━━ MATERIAL PROVIDED ━━
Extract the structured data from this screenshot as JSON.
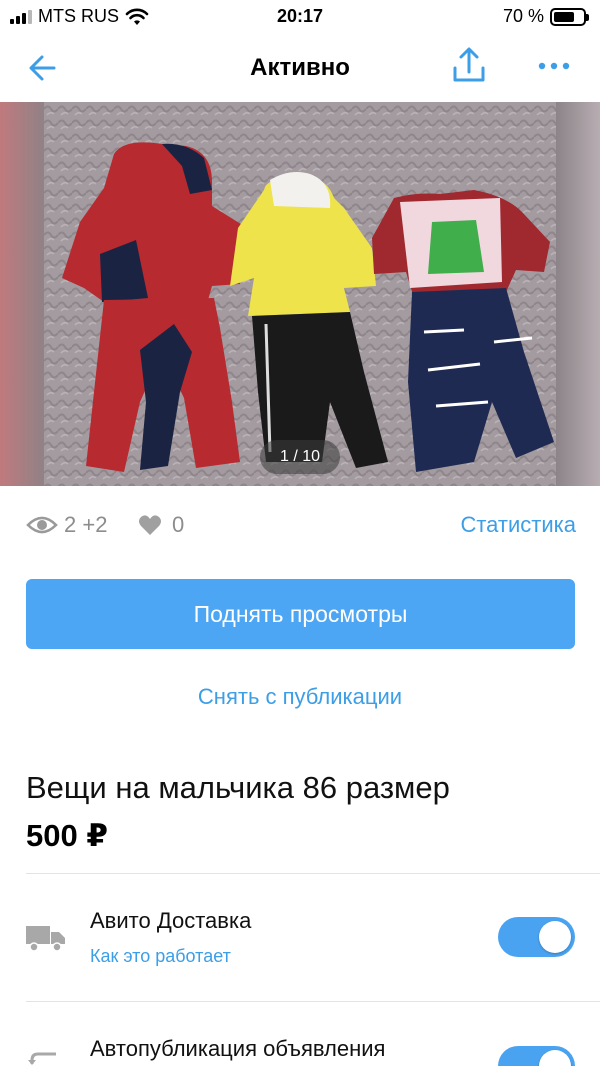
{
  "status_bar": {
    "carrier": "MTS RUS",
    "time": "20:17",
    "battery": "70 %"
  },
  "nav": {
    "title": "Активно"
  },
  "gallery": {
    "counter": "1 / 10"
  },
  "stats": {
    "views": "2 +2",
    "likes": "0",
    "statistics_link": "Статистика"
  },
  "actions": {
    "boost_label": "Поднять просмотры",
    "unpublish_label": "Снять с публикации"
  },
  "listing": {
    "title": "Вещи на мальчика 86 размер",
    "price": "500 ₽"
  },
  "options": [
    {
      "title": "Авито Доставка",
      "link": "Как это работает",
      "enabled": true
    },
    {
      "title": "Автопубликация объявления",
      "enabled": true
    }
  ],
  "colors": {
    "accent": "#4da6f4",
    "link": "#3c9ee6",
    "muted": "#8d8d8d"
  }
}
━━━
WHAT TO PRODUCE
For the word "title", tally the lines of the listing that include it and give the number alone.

RESPONSE
4